● INSTRUCTIONS TO FOLLOW: Check each line below for "this" and say how many have it, with no other words.

[Excerpts from an interface dataset]
------
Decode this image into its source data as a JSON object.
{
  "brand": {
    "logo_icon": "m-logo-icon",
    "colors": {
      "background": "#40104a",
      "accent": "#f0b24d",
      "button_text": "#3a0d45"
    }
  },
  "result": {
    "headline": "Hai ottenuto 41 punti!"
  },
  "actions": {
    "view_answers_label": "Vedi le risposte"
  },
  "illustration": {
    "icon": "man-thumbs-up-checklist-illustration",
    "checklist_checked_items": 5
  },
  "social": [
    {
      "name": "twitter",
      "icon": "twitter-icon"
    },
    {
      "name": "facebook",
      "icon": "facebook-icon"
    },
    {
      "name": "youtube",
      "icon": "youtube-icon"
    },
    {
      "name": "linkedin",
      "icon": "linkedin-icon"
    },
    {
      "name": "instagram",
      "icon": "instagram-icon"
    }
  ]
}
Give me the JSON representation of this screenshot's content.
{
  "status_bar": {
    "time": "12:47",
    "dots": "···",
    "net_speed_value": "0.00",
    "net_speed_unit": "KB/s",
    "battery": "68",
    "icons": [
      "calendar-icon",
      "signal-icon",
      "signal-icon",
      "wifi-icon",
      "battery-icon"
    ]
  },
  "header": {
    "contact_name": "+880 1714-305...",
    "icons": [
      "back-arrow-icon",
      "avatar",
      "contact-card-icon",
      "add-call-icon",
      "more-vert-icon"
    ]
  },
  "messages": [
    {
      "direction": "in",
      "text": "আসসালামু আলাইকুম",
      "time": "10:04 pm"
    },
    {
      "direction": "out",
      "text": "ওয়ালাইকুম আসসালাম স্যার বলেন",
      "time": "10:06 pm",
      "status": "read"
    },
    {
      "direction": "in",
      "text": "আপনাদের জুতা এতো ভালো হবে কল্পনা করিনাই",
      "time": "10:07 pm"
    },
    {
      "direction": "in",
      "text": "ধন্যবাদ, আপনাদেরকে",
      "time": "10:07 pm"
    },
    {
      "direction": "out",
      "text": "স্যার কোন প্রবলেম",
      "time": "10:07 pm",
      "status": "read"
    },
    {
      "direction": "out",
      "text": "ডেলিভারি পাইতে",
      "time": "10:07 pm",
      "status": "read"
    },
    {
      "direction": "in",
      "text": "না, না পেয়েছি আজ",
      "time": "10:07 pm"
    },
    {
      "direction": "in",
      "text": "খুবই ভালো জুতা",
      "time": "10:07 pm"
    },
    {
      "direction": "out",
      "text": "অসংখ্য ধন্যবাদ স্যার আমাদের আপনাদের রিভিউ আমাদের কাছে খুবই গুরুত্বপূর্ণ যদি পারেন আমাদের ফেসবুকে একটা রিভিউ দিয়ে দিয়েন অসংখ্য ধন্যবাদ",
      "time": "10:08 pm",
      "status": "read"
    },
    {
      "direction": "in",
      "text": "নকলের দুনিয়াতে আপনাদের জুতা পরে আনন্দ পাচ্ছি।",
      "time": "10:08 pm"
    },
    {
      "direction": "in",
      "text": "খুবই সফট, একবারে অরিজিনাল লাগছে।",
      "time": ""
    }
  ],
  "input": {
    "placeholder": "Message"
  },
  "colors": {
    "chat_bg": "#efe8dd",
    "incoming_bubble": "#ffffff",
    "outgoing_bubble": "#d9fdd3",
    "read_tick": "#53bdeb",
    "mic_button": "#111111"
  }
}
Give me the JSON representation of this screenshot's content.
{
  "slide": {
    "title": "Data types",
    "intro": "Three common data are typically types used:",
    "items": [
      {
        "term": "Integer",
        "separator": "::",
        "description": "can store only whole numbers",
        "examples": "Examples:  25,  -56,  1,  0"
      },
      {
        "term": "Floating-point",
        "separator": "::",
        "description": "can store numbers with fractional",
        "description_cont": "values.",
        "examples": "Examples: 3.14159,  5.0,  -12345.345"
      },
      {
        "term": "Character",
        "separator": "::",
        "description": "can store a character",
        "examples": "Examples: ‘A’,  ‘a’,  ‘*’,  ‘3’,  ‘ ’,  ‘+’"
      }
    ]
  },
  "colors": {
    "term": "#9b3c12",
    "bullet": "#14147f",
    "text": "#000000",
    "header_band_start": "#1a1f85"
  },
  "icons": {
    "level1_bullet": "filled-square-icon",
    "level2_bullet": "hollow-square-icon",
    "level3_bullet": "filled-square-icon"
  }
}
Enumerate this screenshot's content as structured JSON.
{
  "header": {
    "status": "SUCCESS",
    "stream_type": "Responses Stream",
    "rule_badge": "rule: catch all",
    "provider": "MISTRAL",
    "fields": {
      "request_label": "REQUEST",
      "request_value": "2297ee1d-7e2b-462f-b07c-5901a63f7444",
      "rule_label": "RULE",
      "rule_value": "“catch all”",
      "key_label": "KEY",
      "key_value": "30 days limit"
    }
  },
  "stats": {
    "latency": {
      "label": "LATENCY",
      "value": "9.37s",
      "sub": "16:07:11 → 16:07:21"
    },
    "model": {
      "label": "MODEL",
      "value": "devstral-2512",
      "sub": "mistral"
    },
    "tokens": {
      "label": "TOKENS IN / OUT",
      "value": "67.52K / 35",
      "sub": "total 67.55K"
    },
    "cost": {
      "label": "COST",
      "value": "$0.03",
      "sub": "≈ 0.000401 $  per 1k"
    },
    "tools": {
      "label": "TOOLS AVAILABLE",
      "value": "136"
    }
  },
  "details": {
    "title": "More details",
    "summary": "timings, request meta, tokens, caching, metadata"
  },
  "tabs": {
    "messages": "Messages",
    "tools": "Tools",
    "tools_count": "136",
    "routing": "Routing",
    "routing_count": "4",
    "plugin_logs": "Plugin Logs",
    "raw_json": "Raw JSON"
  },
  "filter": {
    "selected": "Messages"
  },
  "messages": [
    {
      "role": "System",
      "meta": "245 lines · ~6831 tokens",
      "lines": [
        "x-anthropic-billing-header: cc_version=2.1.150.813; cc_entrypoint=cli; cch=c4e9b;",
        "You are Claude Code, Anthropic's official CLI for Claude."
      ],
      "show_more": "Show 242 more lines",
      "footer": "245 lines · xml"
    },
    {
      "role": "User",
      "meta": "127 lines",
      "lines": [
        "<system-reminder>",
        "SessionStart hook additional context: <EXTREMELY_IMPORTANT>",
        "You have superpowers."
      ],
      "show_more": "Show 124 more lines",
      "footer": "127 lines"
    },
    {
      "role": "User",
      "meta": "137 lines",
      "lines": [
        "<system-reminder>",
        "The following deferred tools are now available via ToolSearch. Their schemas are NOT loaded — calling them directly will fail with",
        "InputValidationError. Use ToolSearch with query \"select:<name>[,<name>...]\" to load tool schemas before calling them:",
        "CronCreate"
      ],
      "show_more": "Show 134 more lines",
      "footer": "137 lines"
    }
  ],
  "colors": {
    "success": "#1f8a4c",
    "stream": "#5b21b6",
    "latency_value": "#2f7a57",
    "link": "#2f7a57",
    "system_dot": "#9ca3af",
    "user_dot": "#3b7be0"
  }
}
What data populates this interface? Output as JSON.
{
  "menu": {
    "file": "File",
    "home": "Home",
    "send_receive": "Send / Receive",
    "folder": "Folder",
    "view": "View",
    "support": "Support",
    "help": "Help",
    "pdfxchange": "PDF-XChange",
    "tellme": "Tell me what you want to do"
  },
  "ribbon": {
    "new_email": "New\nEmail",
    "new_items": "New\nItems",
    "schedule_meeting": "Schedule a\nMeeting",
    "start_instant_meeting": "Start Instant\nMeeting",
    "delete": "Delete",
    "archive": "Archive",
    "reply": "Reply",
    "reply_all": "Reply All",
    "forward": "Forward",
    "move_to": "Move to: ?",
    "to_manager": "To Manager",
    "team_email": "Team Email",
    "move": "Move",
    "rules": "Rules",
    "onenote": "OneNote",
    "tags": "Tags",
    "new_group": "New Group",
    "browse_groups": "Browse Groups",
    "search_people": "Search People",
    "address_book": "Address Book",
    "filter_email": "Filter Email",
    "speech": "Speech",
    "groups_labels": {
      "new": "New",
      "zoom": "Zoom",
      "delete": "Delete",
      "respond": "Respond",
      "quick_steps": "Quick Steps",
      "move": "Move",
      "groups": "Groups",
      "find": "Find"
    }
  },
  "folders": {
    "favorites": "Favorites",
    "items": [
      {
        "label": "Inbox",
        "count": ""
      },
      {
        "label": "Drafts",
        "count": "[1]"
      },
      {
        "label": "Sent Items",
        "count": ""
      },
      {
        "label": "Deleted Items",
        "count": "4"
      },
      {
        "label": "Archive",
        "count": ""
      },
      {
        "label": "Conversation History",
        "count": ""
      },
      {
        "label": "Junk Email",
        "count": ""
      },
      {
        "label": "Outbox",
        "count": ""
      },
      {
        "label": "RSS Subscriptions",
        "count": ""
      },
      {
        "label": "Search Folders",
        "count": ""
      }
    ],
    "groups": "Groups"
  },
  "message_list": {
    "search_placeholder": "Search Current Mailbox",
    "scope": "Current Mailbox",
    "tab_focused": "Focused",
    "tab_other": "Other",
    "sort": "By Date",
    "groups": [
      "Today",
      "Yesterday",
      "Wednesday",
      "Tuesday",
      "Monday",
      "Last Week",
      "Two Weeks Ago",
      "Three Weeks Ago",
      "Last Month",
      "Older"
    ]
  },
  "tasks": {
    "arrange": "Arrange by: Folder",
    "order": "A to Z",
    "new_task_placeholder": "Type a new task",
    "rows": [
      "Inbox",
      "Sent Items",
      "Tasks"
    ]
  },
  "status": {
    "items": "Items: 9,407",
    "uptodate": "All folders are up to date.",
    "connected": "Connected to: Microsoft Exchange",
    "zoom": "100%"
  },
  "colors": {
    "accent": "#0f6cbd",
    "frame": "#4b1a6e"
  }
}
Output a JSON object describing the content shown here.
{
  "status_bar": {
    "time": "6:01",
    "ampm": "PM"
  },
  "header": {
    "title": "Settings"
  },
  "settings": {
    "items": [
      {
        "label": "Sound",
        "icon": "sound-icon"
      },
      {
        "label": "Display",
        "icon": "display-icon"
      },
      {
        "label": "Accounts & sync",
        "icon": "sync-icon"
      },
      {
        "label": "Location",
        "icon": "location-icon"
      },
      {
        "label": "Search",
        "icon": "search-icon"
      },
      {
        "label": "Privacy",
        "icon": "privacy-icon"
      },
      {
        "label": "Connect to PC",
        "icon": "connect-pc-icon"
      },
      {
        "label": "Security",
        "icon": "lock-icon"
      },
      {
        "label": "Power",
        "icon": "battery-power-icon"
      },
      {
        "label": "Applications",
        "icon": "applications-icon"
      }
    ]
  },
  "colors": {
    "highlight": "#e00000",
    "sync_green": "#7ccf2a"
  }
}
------
● ANSWER AREA: 5